In an individual patient, dosing is directed by specific thromboembolic and bleeding risks to determine whether an overall benefit is likely.
|F: 0.07||Vd (L/kg): 0.9||Cl (L/h/kg): 1||t½: 14 hours|
|Protein binding: 0.35||Fe: ~0.8||Metabolism glucuronidation|
- Drugs inhibiting P-gp will increase the concentrations of dabigatran
- e.g. itraconazole, clarithromycin, erythromycin, protease inhibitors, amiodarone, verapamil, diltiazem, cyclosporin, tacrolimus.
- Drugs inducing P-gp will reduce the concentrations of dabigatran
- e.g. intestinal P-glycoprotein induction – rifampicin, St John’s wort, carbamazepine, phenytoin, phenobarbital.

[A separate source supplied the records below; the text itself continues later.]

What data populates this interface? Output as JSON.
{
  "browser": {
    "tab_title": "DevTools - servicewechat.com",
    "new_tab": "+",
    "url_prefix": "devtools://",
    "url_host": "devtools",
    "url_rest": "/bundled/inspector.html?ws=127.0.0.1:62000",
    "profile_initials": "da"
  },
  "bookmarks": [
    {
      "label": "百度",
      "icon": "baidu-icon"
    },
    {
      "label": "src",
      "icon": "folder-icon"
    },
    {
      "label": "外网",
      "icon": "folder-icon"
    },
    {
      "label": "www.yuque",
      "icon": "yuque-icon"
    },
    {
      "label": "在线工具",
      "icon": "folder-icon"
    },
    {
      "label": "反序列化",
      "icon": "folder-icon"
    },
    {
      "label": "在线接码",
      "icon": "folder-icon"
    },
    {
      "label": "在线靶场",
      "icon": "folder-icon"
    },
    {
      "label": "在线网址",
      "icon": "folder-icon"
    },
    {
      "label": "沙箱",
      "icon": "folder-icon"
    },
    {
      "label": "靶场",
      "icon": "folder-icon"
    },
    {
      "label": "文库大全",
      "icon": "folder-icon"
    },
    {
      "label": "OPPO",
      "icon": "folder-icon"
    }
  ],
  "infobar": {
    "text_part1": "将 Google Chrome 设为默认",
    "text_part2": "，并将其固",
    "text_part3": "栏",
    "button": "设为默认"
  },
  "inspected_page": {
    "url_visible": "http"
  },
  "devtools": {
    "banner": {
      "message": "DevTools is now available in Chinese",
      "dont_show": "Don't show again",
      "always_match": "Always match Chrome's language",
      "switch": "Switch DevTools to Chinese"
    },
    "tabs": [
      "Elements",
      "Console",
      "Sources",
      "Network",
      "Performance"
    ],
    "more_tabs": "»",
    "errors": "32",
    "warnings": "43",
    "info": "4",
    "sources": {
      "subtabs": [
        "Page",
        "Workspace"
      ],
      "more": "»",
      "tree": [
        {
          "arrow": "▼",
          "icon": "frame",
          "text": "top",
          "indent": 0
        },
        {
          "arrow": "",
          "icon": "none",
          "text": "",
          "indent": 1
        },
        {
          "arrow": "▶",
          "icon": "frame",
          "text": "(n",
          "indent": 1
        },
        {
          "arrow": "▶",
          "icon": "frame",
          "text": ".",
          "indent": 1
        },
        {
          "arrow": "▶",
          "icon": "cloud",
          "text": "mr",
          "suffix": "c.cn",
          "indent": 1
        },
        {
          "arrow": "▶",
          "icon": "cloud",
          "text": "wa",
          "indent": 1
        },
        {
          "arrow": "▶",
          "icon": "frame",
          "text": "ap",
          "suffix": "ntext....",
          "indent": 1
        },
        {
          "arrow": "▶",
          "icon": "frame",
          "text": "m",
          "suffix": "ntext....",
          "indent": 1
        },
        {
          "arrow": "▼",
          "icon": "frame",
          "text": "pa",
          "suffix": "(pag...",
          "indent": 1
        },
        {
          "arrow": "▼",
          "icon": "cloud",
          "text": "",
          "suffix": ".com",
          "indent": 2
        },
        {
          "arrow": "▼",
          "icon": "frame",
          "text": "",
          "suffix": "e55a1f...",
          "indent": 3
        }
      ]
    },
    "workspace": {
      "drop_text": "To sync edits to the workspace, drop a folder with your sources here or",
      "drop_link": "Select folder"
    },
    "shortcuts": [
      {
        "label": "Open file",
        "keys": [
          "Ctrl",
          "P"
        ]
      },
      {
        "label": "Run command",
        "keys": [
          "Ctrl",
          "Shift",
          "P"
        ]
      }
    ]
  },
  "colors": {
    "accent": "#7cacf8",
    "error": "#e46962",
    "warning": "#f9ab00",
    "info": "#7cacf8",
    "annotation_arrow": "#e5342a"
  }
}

- Drugs that increase intestinal pH will decrease dabigatran concentration
- e.g. proton pump inhibitors.
- Anticoagulants – increased bleeding risk

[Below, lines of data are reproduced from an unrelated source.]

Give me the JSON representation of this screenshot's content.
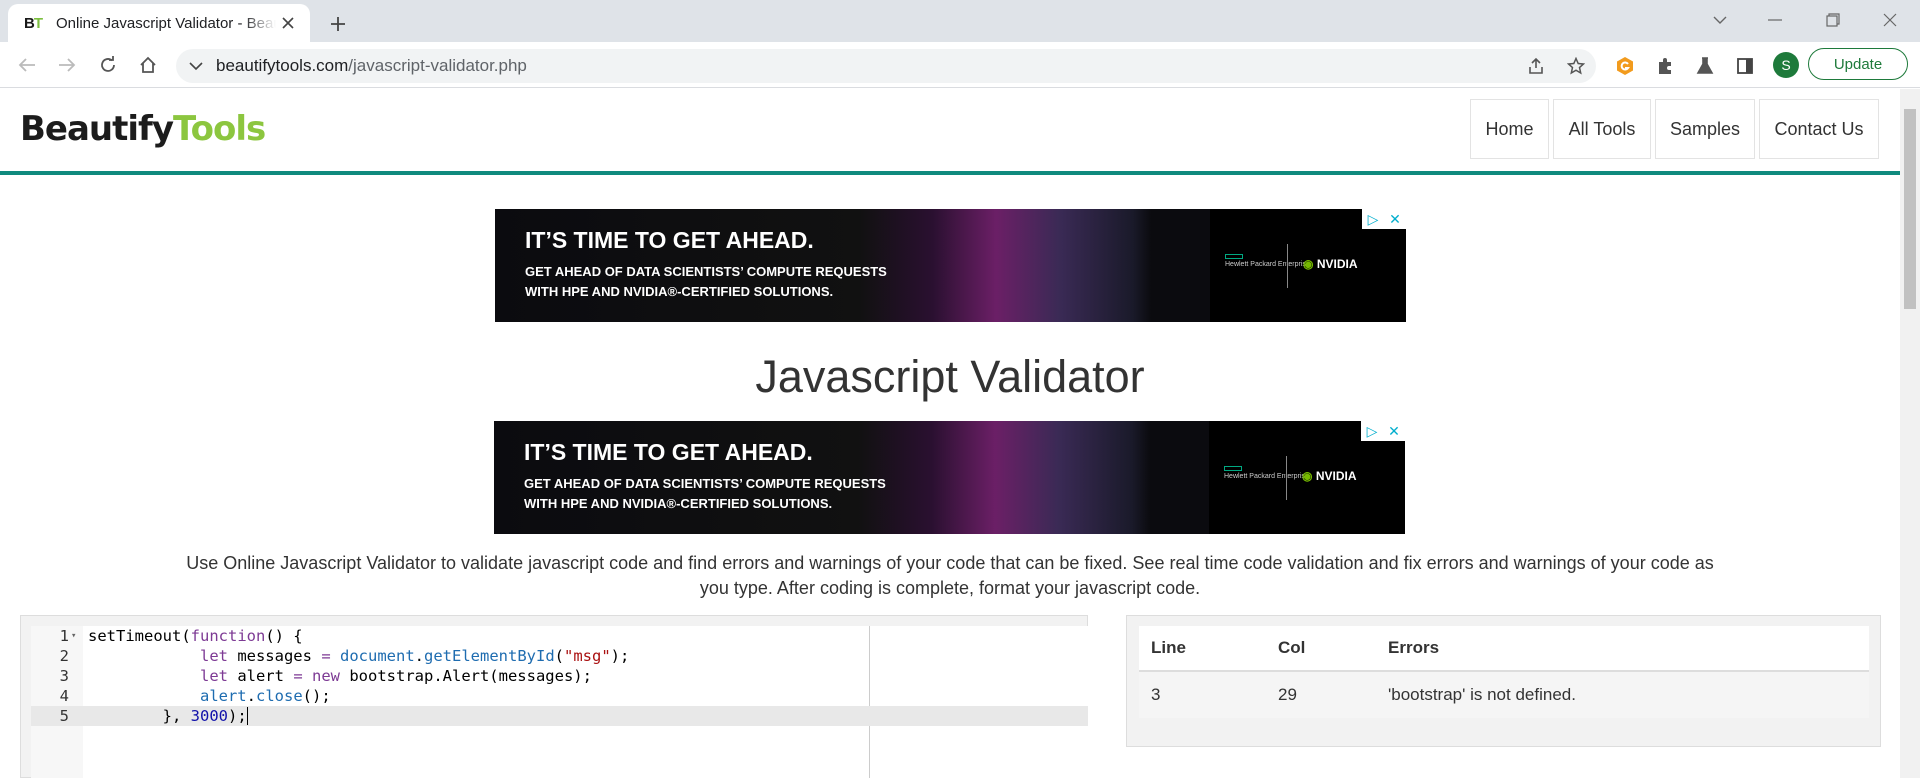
{
  "browser": {
    "tab_title": "Online Javascript Validator - Beautify Tools",
    "favicon_letters": [
      "B",
      "T"
    ],
    "url_domain": "beautifytools.com",
    "url_path": "/javascript-validator.php",
    "profile_initial": "S",
    "update_label": "Update"
  },
  "site": {
    "logo_part1": "Beautify",
    "logo_part2": "Tools",
    "nav": [
      "Home",
      "All Tools",
      "Samples",
      "Contact Us"
    ]
  },
  "ads": {
    "line1": "IT’S TIME TO GET AHEAD.",
    "line2": "GET AHEAD OF DATA SCIENTISTS’ COMPUTE REQUESTS",
    "line3": "WITH HPE AND NVIDIA®-CERTIFIED  SOLUTIONS.",
    "hpe": "Hewlett Packard Enterprise",
    "nvidia": "NVIDIA"
  },
  "main": {
    "title": "Javascript Validator",
    "intro": "Use Online Javascript Validator to validate javascript code and find errors and warnings of your code that can be fixed. See real time code validation and fix errors and warnings of your code as you type. After coding is complete, format your javascript code."
  },
  "editor": {
    "line_numbers": [
      "1",
      "2",
      "3",
      "4",
      "5"
    ],
    "lines": [
      "setTimeout(function() {",
      "            let messages = document.getElementById(\"msg\");",
      "            let alert = new bootstrap.Alert(messages);",
      "            alert.close();",
      "        }, 3000);"
    ]
  },
  "results": {
    "headers": [
      "Line",
      "Col",
      "Errors"
    ],
    "rows": [
      {
        "line": "3",
        "col": "29",
        "error": "'bootstrap' is not defined."
      }
    ]
  },
  "colors": {
    "accent": "#0f8a7e",
    "logo_green": "#8cc63f",
    "profile_green": "#1e7a3b"
  }
}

- Antiplatelets – increased bleeding risk
- NSAIDs – increased bleeding risk
- SSRIs – increased bleeding risk
Foerster KI, Hermann S, Mikus G & Haefeli WE (2020). Drug-drug interactions with direct oral anticoagulants. Clinical pharmacokinetics 59: 967-980. https://link.springer.com/content/pdf/10.1007/s40262-020-00879-x.pdf
https://www.pinkbook.org.nz/index.htm?toc.htm?93361.htm#o93362 – p-glycoprotein inhibitors and inducers.
Chin PKL, Wright DFB, Patterson DM, Doogue MP & Beff EJ (2014). A proposal for dose-adjustment of dabigatran etexilate in atrial fibrillation guided by thrombin time. British Journal of Clinical Pharmacology 78(3): 599-609.
Chin PKL (2015). Which patients may benefit from dose adjustment of non-vitamin K antagonist oral anticoagulants? Seminars in Thrombosis and Hemostasis 41(2): 195-207.
Reilly PA, Lehr T, Haertter S, Connolly SJ, Yusef S, Eikelboom JW, Ezekowitz MD, Nehmiz G, Wang S, Wallentin L. The effects of dabigatran plasma concentrations and patient characteristics on the frequency of ischaemic stroke and major bleeding in atrial fibrillation patients in the RE-LY trial. Journal of the American College of Cardiology. 63: 321-328. https://www.medsafe.govt.nz/profs/datasheet/p/Pradaxacap.pdf